[Extracted records — start]

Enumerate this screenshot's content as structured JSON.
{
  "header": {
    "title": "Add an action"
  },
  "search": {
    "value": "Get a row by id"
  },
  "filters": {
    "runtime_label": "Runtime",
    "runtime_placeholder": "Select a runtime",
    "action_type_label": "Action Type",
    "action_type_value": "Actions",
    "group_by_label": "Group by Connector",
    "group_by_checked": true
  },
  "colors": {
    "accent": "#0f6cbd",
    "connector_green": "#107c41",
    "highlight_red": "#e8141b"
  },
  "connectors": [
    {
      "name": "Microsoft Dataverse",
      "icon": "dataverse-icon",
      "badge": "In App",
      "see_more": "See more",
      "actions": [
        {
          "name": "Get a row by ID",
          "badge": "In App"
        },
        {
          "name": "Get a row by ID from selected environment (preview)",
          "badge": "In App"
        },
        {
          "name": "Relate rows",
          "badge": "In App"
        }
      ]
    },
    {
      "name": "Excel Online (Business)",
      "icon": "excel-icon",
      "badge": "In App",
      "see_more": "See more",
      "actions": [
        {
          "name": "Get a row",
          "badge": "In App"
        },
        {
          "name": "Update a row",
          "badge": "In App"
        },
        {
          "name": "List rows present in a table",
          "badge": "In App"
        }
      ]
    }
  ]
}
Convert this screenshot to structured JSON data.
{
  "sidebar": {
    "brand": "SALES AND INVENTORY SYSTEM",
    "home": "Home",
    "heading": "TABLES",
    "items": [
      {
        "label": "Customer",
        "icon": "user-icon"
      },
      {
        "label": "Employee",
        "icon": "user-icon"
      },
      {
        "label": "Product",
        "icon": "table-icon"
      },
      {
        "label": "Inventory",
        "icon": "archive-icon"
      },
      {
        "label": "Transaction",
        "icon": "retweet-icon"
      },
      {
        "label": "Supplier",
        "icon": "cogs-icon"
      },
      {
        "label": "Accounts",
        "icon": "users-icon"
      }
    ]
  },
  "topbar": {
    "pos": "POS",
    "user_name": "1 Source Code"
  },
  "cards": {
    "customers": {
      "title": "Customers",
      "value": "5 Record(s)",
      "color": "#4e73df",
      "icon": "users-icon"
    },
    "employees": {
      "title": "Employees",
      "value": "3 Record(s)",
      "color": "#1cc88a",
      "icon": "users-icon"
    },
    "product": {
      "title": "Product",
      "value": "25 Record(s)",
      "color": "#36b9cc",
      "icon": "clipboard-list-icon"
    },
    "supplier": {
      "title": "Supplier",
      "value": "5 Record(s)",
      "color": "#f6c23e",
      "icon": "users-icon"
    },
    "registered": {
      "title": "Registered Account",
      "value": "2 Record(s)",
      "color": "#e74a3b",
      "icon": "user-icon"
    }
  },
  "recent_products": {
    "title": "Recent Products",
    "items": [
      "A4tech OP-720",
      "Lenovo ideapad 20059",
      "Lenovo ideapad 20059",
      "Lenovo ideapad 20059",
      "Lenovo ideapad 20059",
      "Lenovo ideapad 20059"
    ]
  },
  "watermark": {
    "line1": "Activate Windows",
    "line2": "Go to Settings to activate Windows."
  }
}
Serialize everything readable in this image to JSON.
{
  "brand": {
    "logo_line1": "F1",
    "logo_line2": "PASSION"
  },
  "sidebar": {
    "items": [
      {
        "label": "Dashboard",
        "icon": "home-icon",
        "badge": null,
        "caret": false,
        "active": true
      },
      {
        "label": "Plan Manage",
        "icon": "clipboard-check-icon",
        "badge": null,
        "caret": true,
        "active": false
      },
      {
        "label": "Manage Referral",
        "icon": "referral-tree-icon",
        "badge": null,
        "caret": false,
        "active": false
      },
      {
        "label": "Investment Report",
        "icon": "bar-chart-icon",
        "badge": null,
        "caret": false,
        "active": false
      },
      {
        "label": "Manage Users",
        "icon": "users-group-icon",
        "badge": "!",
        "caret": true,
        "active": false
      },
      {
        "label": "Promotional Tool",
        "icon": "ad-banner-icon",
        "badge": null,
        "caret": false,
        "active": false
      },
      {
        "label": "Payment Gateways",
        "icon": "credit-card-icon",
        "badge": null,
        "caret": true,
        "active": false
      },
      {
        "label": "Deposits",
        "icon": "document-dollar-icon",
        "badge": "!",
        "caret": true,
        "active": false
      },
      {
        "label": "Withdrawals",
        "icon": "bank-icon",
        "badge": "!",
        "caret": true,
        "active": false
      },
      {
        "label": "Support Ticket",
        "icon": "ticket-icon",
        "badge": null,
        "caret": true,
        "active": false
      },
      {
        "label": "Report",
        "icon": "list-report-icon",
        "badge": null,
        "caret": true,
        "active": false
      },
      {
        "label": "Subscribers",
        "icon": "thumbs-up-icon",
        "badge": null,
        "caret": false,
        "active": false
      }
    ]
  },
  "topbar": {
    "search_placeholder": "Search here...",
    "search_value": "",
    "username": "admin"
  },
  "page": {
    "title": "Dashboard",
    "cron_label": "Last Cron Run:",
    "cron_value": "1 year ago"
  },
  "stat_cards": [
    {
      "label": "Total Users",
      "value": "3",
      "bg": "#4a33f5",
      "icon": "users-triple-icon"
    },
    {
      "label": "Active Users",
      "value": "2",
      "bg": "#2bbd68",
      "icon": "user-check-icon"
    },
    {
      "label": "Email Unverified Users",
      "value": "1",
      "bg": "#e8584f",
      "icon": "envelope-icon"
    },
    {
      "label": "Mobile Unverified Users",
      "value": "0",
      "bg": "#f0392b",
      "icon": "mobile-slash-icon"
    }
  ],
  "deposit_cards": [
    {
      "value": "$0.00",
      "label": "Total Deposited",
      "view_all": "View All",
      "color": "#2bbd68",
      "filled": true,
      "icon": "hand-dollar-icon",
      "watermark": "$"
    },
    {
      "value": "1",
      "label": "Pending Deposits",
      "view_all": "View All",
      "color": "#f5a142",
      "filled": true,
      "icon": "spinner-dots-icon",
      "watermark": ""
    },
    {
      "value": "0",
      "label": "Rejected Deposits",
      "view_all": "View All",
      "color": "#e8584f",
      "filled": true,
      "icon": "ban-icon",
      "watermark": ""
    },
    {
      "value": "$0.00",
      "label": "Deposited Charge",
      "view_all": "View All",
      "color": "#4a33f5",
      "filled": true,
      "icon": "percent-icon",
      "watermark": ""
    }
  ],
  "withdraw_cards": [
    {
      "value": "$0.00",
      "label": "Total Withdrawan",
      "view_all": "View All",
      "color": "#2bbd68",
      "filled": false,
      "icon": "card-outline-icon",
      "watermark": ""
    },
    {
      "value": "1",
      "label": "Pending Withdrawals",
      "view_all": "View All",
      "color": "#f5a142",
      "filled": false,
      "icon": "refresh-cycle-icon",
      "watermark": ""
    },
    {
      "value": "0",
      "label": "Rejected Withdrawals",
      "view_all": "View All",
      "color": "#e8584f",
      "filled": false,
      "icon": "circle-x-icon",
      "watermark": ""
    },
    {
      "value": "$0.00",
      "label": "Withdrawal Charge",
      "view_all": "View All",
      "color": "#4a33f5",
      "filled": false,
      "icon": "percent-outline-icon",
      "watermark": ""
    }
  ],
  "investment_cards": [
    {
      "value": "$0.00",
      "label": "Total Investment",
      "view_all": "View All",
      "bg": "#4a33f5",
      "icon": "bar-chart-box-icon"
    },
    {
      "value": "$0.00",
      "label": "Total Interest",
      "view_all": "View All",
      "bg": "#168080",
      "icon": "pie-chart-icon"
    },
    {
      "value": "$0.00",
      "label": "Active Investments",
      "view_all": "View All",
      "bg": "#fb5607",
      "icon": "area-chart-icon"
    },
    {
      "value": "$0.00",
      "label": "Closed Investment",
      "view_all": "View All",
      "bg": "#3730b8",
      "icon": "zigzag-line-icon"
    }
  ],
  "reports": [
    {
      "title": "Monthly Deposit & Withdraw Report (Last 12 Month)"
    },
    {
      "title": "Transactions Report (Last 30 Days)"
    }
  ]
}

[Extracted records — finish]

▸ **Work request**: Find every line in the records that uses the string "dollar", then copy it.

▸ **Result of the exercise**:
        "icon": "document-dollar-icon",
      "icon": "hand-dollar-icon",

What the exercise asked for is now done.